▶ Activity: Check each line of the listing, and copy it if it contains the word "thumbnail".

Start of Working data

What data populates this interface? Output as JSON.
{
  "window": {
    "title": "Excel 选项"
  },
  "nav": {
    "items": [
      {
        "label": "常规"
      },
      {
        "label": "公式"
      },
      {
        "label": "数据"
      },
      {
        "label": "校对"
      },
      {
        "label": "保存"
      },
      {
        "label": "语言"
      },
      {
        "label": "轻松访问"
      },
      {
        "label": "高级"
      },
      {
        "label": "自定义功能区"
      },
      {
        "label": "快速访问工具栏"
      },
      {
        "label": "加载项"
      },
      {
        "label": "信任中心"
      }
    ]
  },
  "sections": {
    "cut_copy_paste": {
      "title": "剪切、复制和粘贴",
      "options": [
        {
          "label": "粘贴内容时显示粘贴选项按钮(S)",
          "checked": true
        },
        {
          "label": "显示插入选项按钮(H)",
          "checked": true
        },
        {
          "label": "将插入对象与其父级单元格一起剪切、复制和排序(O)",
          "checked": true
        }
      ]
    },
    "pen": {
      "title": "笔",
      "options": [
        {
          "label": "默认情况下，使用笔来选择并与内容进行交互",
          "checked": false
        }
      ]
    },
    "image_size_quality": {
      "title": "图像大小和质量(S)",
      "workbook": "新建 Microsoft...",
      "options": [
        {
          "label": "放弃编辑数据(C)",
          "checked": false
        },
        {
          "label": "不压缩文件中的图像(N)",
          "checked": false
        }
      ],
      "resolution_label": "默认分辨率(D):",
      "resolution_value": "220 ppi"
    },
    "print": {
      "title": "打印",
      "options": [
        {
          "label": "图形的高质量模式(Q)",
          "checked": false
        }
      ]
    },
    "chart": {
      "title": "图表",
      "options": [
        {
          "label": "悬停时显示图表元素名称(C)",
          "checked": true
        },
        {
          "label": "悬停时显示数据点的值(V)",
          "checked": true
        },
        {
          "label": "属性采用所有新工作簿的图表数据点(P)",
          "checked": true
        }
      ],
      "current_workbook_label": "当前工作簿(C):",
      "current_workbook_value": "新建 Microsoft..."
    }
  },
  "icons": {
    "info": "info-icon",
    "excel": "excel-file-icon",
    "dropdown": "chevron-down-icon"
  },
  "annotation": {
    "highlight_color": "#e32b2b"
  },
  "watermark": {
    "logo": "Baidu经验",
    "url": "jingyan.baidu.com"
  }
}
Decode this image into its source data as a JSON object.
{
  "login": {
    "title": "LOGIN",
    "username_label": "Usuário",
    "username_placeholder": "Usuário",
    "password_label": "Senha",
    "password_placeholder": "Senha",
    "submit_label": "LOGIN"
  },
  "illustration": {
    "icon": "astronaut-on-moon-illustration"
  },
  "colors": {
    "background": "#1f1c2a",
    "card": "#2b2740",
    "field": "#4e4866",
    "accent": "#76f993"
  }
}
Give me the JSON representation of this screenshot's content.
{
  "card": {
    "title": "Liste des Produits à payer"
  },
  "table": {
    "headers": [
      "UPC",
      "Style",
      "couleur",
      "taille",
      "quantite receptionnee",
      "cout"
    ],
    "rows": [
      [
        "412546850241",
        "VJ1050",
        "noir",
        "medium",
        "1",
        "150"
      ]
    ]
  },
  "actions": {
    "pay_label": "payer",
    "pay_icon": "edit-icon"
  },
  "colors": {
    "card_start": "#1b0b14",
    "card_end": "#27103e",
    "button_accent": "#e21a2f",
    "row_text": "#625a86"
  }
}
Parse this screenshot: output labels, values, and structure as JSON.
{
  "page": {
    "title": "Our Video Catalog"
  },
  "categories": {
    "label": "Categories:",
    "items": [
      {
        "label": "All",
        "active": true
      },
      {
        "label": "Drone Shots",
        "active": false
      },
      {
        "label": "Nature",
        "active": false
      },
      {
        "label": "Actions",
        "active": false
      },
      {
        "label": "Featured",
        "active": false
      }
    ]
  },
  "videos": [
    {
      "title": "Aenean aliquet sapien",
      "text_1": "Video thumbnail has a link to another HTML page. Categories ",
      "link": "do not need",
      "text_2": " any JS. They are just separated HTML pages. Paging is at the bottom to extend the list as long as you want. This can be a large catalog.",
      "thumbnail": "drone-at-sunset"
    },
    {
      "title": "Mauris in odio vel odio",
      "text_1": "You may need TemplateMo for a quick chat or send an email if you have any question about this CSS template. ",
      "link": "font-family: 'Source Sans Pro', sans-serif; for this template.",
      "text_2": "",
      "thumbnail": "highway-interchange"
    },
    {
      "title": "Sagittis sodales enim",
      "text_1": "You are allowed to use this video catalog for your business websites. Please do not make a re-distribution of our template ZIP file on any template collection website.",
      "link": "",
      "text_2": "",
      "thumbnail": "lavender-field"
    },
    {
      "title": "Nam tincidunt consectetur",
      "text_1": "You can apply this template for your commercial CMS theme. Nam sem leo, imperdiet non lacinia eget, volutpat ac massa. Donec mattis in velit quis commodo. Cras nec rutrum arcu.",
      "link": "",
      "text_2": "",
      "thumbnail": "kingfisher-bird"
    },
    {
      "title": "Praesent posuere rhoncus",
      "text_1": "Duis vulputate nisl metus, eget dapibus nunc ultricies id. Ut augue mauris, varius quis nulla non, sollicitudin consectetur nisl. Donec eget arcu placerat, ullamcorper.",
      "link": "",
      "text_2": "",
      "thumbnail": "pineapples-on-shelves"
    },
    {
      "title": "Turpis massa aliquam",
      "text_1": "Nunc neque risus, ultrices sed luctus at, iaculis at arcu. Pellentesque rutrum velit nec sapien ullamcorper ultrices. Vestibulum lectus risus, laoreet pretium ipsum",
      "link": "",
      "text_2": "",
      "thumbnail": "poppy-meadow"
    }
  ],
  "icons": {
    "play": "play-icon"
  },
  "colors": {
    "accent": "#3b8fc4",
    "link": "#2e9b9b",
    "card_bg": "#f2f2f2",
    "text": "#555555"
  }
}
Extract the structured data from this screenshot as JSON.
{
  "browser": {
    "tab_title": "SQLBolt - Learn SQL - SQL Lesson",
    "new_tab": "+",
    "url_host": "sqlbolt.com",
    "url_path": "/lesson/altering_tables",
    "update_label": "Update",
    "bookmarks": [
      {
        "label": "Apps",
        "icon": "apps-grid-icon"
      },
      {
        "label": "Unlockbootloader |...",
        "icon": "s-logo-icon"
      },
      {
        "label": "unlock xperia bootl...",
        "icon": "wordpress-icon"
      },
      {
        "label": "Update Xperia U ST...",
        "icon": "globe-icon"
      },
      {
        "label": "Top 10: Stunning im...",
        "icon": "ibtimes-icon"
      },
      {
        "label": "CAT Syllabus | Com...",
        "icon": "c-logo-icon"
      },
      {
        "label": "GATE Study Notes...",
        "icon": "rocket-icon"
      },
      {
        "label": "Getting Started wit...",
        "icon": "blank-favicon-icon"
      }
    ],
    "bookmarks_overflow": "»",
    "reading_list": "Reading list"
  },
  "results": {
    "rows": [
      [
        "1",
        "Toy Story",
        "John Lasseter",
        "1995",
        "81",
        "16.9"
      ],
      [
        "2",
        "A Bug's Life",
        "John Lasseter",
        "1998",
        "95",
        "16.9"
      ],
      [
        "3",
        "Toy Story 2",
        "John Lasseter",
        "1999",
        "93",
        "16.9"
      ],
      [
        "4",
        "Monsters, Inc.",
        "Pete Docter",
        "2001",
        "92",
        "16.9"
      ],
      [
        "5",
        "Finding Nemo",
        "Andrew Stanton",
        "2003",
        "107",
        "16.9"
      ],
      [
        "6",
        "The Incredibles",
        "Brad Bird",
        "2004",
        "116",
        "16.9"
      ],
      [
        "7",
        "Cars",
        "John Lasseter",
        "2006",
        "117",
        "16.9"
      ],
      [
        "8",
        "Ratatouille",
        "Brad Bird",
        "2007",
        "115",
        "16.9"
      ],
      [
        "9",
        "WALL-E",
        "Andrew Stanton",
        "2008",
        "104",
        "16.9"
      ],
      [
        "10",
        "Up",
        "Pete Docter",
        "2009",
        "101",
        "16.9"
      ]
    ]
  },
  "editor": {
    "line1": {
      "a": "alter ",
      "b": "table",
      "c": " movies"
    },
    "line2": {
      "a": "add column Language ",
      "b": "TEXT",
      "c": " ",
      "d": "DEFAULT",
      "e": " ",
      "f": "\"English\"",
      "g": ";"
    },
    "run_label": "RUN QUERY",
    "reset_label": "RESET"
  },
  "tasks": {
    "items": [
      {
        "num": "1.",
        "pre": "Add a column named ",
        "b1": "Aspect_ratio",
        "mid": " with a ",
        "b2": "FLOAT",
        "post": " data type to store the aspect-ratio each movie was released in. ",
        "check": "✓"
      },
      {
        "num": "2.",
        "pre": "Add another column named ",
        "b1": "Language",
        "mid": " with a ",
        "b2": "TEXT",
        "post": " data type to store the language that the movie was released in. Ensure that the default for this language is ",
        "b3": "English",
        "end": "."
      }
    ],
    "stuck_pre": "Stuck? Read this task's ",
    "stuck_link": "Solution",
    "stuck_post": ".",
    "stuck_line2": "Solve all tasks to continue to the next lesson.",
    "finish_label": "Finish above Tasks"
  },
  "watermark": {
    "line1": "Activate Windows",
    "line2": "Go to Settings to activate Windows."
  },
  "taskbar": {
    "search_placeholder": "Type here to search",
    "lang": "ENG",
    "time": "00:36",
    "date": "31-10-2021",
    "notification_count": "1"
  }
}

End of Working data

▶ Your solution:
      "text_1": "Video thumbnail has a link to another HTML page. Categories ",
      "thumbnail": "drone-at-sunset"
      "thumbnail": "highway-interchange"
      "thumbnail": "lavender-field"
      "thumbnail": "kingfisher-bird"
      "thumbnail": "pineapples-on-shelves"
      "thumbnail": "poppy-meadow"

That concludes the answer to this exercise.